Start of Block

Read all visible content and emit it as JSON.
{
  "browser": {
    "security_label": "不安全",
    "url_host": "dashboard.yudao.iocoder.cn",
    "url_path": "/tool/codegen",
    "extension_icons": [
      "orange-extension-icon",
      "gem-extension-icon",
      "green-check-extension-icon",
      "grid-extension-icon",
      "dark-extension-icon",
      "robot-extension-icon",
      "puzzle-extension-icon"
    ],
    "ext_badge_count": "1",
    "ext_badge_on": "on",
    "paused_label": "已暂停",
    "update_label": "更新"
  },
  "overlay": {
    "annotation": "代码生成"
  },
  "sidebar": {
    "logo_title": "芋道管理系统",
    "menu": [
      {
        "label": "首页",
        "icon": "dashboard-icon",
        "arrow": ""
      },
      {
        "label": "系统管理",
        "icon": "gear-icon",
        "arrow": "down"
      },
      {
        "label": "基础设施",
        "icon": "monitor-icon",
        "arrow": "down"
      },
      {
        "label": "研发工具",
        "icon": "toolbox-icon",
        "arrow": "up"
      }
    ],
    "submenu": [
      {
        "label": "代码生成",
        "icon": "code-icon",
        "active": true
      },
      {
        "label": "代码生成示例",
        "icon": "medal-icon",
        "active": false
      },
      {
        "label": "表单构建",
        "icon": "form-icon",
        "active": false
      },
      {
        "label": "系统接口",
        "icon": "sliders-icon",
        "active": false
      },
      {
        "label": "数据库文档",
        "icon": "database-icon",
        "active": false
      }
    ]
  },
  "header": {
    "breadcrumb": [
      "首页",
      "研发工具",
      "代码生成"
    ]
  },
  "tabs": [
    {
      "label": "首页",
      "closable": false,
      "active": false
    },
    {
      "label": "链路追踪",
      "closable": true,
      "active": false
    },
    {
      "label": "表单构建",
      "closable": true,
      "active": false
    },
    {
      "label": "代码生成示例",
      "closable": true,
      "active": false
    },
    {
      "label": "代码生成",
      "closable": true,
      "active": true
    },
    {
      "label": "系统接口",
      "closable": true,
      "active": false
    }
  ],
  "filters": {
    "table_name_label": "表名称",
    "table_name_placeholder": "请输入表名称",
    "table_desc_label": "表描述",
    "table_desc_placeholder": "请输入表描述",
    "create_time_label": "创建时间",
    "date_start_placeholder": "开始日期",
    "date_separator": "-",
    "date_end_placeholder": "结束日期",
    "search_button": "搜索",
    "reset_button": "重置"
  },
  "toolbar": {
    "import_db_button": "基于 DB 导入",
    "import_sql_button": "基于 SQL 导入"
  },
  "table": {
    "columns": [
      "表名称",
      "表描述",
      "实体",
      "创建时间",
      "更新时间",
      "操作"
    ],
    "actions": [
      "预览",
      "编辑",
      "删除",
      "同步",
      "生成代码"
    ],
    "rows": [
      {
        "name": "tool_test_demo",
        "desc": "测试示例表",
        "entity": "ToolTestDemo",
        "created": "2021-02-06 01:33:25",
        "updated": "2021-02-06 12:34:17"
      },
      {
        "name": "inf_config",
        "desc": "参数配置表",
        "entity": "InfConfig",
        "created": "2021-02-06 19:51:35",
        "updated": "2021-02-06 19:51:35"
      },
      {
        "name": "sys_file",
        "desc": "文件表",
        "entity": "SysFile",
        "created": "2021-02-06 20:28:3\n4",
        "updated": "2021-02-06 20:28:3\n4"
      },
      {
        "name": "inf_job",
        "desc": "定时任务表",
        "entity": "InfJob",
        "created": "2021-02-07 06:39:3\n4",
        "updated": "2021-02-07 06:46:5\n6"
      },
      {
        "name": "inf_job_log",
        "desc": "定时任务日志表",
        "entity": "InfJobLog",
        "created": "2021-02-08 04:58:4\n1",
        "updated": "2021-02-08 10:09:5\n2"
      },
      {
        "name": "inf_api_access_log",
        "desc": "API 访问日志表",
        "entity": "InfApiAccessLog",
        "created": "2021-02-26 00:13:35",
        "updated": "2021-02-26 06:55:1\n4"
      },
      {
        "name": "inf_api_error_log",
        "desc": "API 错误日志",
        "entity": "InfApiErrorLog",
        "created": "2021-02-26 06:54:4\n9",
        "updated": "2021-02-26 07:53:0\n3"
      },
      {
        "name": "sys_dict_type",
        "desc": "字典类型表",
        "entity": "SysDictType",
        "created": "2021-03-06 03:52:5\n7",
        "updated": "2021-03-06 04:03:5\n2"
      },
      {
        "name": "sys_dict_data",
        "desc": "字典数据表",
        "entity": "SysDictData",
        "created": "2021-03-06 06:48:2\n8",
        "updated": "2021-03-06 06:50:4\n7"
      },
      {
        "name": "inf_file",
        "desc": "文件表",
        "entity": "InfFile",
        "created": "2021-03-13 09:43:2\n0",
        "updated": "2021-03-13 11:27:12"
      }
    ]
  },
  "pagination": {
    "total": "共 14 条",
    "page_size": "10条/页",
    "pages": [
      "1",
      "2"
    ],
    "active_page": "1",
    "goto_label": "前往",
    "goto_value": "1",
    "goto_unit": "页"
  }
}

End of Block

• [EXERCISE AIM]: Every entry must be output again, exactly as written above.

• [OUTPUT FOR THIS EXERCISE]:
Read all visible content and emit it as JSON.
{
  "browser": {
    "security_label": "不安全",
    "url_host": "dashboard.yudao.iocoder.cn",
    "url_path": "/tool/codegen",
    "extension_icons": [
      "orange-extension-icon",
      "gem-extension-icon",
      "green-check-extension-icon",
      "grid-extension-icon",
      "dark-extension-icon",
      "robot-extension-icon",
      "puzzle-extension-icon"
    ],
    "ext_badge_count": "1",
    "ext_badge_on": "on",
    "paused_label": "已暂停",
    "update_label": "更新"
  },
  "overlay": {
    "annotation": "代码生成"
  },
  "sidebar": {
    "logo_title": "芋道管理系统",
    "menu": [
      {
        "label": "首页",
        "icon": "dashboard-icon",
        "arrow": ""
      },
      {
        "label": "系统管理",
        "icon": "gear-icon",
        "arrow": "down"
      },
      {
        "label": "基础设施",
        "icon": "monitor-icon",
        "arrow": "down"
      },
      {
        "label": "研发工具",
        "icon": "toolbox-icon",
        "arrow": "up"
      }
    ],
    "submenu": [
      {
        "label": "代码生成",
        "icon": "code-icon",
        "active": true
      },
      {
        "label": "代码生成示例",
        "icon": "medal-icon",
        "active": false
      },
      {
        "label": "表单构建",
        "icon": "form-icon",
        "active": false
      },
      {
        "label": "系统接口",
        "icon": "sliders-icon",
        "active": false
      },
      {
        "label": "数据库文档",
        "icon": "database-icon",
        "active": false
      }
    ]
  },
  "header": {
    "breadcrumb": [
      "首页",
      "研发工具",
      "代码生成"
    ]
  },
  "tabs": [
    {
      "label": "首页",
      "closable": false,
      "active": false
    },
    {
      "label": "链路追踪",
      "closable": true,
      "active": false
    },
    {
      "label": "表单构建",
      "closable": true,
      "active": false
    },
    {
      "label": "代码生成示例",
      "closable": true,
      "active": false
    },
    {
      "label": "代码生成",
      "closable": true,
      "active": true
    },
    {
      "label": "系统接口",
      "closable": true,
      "active": false
    }
  ],
  "filters": {
    "table_name_label": "表名称",
    "table_name_placeholder": "请输入表名称",
    "table_desc_label": "表描述",
    "table_desc_placeholder": "请输入表描述",
    "create_time_label": "创建时间",
    "date_start_placeholder": "开始日期",
    "date_separator": "-",
    "date_end_placeholder": "结束日期",
    "search_button": "搜索",
    "reset_button": "重置"
  },
  "toolbar": {
    "import_db_button": "基于 DB 导入",
    "import_sql_button": "基于 SQL 导入"
  },
  "table": {
    "columns": [
      "表名称",
      "表描述",
      "实体",
      "创建时间",
      "更新时间",
      "操作"
    ],
    "actions": [
      "预览",
      "编辑",
      "删除",
      "同步",
      "生成代码"
    ],
    "rows": [
      {
        "name": "tool_test_demo",
        "desc": "测试示例表",
        "entity": "ToolTestDemo",
        "created": "2021-02-06 01:33:25",
        "updated": "2021-02-06 12:34:17"
      },
      {
        "name": "inf_config",
        "desc": "参数配置表",
        "entity": "InfConfig",
        "created": "2021-02-06 19:51:35",
        "updated": "2021-02-06 19:51:35"
      },
      {
        "name": "sys_file",
        "desc": "文件表",
        "entity": "SysFile",
        "created": "2021-02-06 20:28:3\n4",
        "updated": "2021-02-06 20:28:3\n4"
      },
      {
        "name": "inf_job",
        "desc": "定时任务表",
        "entity": "InfJob",
        "created": "2021-02-07 06:39:3\n4",
        "updated": "2021-02-07 06:46:5\n6"
      },
      {
        "name": "inf_job_log",
        "desc": "定时任务日志表",
        "entity": "InfJobLog",
        "created": "2021-02-08 04:58:4\n1",
        "updated": "2021-02-08 10:09:5\n2"
      },
      {
        "name": "inf_api_access_log",
        "desc": "API 访问日志表",
        "entity": "InfApiAccessLog",
        "created": "2021-02-26 00:13:35",
        "updated": "2021-02-26 06:55:1\n4"
      },
      {
        "name": "inf_api_error_log",
        "desc": "API 错误日志",
        "entity": "InfApiErrorLog",
        "created": "2021-02-26 06:54:4\n9",
        "updated": "2021-02-26 07:53:0\n3"
      },
      {
        "name": "sys_dict_type",
        "desc": "字典类型表",
        "entity": "SysDictType",
        "created": "2021-03-06 03:52:5\n7",
        "updated": "2021-03-06 04:03:5\n2"
      },
      {
        "name": "sys_dict_data",
        "desc": "字典数据表",
        "entity": "SysDictData",
        "created": "2021-03-06 06:48:2\n8",
        "updated": "2021-03-06 06:50:4\n7"
      },
      {
        "name": "inf_file",
        "desc": "文件表",
        "entity": "InfFile",
        "created": "2021-03-13 09:43:2\n0",
        "updated": "2021-03-13 11:27:12"
      }
    ]
  },
  "pagination": {
    "total": "共 14 条",
    "page_size": "10条/页",
    "pages": [
      "1",
      "2"
    ],
    "active_page": "1",
    "goto_label": "前往",
    "goto_value": "1",
    "goto_unit": "页"
  }
}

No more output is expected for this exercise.